One small step for man, one giant leap for mankind broadcasted via TV to a world-wide audience. Despite some technical and weather difficulties, ghostly black and white images of the first lunar EVA were received and broadcast to at least 600 million people on Earth. The historic moments were captured on television cameras installed on the Eagle and turned on by Armstrong. Actually, the “one small step for man” wasn’t that small. Armstrong set the ship down so gently that its shock absorbers didn’t compress. Therefore, he had to hop more than 1 meter (3.5 feet) from the Eagle’s ladder to the surface.
There and Back Again

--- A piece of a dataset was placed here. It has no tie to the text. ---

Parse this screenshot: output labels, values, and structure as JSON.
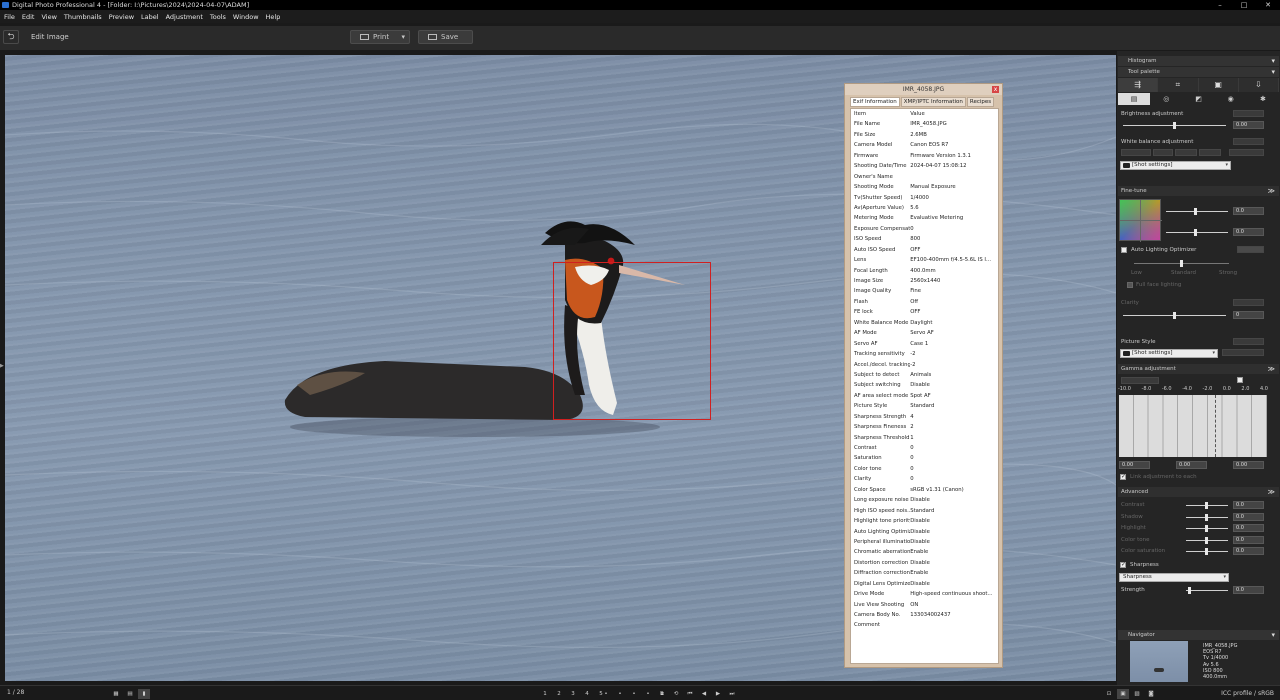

The launch of the Lunar Module succeeded without any problems, the ferry swung into a moon orbit and docked almost four hours later back to the command capsule. After Armstrong and Aldrin had switched to Collins, the lunar ferry was repelled and the Apollo spacecraft was brought back to earth again. On 24 July 1969 at 16:50 UTC, the capsule washed in the Pacific south of the Johnston Atoll and was taken on board by the USS Hornet salvage vessel with the help of Helicopter 66. Fearing unknown microorganisms, the three astronauts left the Apollo landing capsule wearing completely closed suits to insulate themselves from the outside and were quarantined for seventeen days until all concerns had been resolved. On August 13, the three astronauts rode in ticker-tape parades in their honor in New York and Chicago, with an estimated six million attendees
References and Further Reading:
-  July 20, 1969: One Giant Leap For Mankind at NASA
-  Neil Armstrong – the First Man of the Moon, SciHi Blog
-  Apollo 17 – The Last Men on the Moon…so far, SciHi Blog
-  Michael Collins – Command Module Pilot of Apollo 11, SciHi Blog
-  Neil Armstrong Timeline via Wikidata
-  “Magnificent Desolation: The Apollo 11 Moonwalk Pictures” by Apollo Lunar Surface Journal contributor Joseph O’Dea. Complete gallery of Apollo 11 EVA pictures.
-  “Apollo Anniversary: Moon Landing ‘Inspired World'” National Geographic News, July 16, 2004
-  “Space Missions” at Buzz Aldrin’s official website
-  Apollo 11 in Real Time
-  “Apollo 11 transcripts” at Spacelog